The Supreme Court ruled unanimously Monday that state ethics rules that bar public officials from voting on matters because of a conflict of interest do not violate free-speech rights.
In a decision that highlighted the nation’s history of preventing officials from participating because of personal conflicts, the justices reversed a Nevada Supreme Court decision that said voting in council meetings or other legislative arenas was protected by the First Amendment.
The Nevada court, adopting a novel approach to legislators’ speech rights, had struck down a state ethics law as unconstitutionally overbroad. The law prohibited public officials from voting on any matter in which their independence might be compromised because of a private commitment.
Writing for the Supreme Court, Justice Antonin Scalia said rules such as Nevada’s have been commonplace for more than 200 years and never regarded as infringing on speech rights.
“Voting is not a symbolic action,” Scalia said, as he read portions of his opinion from the bench, “as is, for example, the burning of a flag.”
Specifically addressing the legislative role, Scalia said that when a public official votes, “he does so not as an individual but as a political representative engaged in the legislative process. Acting in that capacity, his vote is not his own speech but a mechanical function of government.”

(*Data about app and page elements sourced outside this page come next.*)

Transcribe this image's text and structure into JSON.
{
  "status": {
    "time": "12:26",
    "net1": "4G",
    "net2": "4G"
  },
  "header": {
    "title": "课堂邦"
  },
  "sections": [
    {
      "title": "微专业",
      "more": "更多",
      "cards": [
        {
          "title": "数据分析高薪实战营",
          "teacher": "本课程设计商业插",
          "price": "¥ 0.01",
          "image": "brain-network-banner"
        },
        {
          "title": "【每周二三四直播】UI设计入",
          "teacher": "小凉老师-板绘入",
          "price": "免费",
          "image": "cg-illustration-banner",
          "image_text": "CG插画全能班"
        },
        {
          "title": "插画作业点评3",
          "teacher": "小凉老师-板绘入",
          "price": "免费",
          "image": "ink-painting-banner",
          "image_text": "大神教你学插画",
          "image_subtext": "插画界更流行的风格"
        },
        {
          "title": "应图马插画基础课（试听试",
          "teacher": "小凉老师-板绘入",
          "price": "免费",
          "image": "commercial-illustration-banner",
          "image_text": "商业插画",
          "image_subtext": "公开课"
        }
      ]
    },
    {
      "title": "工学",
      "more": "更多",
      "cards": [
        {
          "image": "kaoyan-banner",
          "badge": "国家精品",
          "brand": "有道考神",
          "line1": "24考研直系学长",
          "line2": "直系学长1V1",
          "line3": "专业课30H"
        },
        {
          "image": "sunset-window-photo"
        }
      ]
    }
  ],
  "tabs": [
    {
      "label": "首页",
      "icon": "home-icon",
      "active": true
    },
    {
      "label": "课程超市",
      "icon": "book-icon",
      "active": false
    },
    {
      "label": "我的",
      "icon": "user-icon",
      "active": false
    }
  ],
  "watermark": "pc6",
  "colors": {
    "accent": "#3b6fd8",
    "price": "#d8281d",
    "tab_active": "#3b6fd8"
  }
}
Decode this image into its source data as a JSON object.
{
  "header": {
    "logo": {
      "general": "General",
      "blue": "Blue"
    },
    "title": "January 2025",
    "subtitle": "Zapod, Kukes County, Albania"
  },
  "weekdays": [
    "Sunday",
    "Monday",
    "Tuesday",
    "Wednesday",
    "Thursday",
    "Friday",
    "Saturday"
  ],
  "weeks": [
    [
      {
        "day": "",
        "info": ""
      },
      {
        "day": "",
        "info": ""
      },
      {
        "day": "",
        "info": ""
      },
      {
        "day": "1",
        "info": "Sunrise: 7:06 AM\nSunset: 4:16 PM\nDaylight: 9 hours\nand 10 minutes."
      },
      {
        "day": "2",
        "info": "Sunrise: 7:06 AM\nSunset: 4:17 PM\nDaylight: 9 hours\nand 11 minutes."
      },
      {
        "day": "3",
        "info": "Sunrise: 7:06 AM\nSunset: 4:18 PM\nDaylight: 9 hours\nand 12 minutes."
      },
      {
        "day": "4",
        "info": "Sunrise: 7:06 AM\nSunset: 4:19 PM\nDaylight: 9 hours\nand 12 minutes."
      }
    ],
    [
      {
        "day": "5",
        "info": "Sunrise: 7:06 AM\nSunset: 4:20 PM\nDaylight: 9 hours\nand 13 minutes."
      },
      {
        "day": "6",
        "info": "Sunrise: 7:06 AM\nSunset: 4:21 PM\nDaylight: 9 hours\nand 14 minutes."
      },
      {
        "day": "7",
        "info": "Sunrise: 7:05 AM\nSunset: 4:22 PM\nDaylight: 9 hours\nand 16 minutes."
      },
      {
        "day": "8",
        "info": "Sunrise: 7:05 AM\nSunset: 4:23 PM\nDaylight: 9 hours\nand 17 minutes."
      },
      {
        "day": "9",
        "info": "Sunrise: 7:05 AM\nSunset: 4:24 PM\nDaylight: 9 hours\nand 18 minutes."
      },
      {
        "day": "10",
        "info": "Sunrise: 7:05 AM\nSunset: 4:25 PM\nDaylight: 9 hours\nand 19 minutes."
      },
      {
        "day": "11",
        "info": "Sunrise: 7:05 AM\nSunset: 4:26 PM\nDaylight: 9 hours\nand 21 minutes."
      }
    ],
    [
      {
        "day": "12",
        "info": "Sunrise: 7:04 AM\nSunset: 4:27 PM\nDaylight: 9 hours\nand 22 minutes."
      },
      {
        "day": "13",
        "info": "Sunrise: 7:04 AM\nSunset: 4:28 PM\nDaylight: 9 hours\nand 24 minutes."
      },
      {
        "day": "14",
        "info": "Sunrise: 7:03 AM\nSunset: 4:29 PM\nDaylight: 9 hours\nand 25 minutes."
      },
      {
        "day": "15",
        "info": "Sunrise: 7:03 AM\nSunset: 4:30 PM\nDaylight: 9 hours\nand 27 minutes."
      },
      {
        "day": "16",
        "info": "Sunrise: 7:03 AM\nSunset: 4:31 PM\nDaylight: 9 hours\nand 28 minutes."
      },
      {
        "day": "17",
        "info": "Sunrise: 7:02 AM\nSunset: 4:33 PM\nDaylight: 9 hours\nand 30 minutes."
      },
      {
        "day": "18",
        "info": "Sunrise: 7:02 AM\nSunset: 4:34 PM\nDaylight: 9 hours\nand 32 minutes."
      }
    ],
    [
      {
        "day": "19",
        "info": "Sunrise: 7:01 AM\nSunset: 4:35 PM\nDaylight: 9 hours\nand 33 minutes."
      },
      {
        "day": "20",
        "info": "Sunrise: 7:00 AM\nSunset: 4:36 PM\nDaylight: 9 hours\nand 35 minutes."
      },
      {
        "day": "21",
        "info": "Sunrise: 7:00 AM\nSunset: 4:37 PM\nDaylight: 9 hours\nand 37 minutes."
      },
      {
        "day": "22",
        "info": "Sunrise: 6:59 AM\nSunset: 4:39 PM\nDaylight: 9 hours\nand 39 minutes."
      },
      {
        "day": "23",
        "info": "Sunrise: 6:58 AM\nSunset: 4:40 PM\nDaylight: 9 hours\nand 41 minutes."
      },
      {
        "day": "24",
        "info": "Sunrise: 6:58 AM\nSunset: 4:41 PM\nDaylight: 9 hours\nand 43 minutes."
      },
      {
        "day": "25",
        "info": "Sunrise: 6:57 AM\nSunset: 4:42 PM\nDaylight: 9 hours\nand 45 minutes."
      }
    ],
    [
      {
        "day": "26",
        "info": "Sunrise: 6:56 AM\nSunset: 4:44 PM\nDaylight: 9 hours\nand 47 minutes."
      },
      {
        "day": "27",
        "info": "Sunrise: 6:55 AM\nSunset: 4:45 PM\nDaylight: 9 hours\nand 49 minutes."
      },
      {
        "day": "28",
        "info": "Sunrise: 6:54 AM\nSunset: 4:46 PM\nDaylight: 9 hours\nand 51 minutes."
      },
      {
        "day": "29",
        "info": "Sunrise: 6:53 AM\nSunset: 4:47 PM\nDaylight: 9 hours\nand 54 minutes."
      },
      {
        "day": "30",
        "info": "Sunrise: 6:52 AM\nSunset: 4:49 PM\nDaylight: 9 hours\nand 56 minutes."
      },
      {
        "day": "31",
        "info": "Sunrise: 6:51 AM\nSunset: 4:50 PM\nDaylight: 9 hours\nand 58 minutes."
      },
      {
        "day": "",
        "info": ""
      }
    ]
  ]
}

The decision is a victory for Nevada officials, who were backed by 14 other states and several news media groups, including the Reporters Committee for Freedom of the Press. They argued that ethics rules such as Nevada’s help ensure that politicians do not vote based on their personal interests.